Top of Exercise data

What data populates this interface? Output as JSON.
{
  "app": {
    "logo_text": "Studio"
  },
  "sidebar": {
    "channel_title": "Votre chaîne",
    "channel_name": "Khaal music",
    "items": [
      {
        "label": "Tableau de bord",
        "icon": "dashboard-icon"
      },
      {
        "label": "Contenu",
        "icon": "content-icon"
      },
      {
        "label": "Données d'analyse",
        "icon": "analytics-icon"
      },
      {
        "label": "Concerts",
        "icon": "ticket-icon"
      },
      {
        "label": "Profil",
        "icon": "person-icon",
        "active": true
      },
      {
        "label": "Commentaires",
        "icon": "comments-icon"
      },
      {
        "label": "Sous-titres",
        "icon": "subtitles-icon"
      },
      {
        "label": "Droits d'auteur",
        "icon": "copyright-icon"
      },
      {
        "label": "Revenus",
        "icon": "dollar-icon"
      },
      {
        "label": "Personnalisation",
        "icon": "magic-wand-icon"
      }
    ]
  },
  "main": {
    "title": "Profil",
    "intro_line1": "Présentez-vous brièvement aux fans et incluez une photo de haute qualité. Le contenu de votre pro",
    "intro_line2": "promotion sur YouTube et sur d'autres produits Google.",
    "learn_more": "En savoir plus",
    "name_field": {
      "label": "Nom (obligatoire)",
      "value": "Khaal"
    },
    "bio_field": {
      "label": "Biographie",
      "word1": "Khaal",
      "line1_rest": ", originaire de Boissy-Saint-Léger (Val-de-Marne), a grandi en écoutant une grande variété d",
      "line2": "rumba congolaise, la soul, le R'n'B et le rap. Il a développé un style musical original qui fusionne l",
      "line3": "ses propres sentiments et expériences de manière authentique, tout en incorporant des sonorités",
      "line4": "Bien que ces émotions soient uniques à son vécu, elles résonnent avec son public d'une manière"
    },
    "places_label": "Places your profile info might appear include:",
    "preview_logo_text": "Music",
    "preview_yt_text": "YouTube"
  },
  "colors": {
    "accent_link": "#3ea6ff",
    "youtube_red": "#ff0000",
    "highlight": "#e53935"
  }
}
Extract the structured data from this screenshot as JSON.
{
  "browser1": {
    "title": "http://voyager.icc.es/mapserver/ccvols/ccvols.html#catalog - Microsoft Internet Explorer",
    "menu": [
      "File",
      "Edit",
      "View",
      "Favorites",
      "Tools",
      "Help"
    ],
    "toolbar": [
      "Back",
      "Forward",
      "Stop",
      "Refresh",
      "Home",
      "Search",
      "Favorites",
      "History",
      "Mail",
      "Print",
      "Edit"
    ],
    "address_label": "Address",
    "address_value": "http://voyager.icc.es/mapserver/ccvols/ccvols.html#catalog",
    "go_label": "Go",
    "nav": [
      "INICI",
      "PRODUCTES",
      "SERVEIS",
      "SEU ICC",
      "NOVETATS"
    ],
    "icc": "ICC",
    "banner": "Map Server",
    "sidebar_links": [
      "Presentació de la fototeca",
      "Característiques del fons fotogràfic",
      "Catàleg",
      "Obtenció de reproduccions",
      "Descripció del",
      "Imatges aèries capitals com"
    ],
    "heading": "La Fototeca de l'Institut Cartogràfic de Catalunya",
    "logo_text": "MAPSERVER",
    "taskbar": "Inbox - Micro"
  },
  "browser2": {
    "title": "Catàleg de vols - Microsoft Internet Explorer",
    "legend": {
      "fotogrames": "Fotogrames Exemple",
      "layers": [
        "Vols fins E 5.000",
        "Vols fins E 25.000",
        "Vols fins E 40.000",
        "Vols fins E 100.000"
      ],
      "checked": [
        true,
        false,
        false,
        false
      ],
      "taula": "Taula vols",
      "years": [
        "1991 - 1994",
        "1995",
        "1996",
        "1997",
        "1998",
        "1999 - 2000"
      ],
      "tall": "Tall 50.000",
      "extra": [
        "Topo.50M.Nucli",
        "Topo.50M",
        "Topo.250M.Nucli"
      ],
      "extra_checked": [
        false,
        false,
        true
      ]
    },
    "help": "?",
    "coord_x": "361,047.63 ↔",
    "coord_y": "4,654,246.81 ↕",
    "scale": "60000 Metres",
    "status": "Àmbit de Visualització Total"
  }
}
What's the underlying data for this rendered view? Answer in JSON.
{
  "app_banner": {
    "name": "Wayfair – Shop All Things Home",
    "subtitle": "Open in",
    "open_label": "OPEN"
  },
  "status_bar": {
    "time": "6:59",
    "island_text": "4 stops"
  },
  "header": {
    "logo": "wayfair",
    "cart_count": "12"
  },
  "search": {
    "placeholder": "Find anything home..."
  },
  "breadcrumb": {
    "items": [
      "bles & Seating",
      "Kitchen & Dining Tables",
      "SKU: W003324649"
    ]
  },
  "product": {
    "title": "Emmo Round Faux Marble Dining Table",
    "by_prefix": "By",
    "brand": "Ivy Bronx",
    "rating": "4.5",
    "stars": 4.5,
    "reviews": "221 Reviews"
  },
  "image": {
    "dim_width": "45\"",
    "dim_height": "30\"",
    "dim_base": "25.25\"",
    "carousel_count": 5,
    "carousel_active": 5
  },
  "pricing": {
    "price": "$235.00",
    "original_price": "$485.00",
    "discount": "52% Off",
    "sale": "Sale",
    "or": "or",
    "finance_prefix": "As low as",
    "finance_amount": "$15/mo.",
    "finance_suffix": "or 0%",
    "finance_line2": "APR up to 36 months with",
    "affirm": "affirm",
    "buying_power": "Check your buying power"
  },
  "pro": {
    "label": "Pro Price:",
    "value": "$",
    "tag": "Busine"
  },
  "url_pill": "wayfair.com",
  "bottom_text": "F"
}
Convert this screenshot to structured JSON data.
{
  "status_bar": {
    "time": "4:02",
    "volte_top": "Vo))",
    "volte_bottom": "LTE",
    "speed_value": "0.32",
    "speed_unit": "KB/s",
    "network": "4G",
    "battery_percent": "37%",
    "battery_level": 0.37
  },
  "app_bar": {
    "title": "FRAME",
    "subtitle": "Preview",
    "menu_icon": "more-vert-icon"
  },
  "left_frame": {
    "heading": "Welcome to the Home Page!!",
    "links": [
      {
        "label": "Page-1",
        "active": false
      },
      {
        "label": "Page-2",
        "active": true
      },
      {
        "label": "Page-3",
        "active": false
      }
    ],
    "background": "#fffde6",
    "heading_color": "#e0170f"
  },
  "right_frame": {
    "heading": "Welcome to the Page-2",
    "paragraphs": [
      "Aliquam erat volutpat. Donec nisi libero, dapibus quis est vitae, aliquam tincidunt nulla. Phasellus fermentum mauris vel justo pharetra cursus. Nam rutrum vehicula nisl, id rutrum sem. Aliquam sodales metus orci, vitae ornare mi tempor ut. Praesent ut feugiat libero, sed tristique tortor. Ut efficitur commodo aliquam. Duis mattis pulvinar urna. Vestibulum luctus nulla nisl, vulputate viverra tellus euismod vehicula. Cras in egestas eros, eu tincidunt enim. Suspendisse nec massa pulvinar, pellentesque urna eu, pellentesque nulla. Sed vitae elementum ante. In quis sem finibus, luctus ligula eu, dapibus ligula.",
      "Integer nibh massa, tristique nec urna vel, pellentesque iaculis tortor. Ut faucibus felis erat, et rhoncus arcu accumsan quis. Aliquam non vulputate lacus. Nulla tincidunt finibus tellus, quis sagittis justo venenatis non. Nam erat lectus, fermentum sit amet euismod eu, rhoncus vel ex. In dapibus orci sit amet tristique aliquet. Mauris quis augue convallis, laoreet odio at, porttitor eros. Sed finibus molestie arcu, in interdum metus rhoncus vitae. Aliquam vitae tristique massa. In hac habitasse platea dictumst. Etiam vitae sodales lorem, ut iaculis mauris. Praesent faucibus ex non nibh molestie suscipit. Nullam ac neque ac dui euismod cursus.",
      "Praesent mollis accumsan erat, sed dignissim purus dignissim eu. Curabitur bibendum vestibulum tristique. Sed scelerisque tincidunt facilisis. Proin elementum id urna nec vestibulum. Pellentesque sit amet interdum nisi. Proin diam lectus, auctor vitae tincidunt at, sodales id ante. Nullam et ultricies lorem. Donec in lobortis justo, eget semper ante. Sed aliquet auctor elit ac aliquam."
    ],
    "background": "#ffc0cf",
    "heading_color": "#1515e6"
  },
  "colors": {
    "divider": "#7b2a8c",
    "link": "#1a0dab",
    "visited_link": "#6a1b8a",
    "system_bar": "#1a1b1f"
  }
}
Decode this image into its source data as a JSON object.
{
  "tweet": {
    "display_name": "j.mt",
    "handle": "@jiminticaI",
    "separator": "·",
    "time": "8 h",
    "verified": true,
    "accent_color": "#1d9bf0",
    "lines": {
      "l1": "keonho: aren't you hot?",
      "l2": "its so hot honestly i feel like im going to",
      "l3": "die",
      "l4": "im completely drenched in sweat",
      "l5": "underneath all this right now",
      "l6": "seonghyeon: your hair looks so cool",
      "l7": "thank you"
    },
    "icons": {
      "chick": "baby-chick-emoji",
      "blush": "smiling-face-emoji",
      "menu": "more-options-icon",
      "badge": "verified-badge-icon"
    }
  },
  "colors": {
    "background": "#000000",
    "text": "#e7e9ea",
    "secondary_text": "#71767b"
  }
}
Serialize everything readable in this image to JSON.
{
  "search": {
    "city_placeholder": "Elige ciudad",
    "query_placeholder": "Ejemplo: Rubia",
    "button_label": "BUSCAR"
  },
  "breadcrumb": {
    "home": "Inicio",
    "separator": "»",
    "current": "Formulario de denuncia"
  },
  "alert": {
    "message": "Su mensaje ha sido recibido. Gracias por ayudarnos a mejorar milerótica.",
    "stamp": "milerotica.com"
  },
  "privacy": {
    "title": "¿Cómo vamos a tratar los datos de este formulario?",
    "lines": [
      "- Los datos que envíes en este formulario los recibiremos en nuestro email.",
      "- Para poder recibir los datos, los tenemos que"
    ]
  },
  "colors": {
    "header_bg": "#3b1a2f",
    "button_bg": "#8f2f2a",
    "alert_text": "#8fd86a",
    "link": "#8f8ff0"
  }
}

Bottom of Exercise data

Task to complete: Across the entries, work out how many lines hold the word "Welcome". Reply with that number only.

Answer to this problem: 2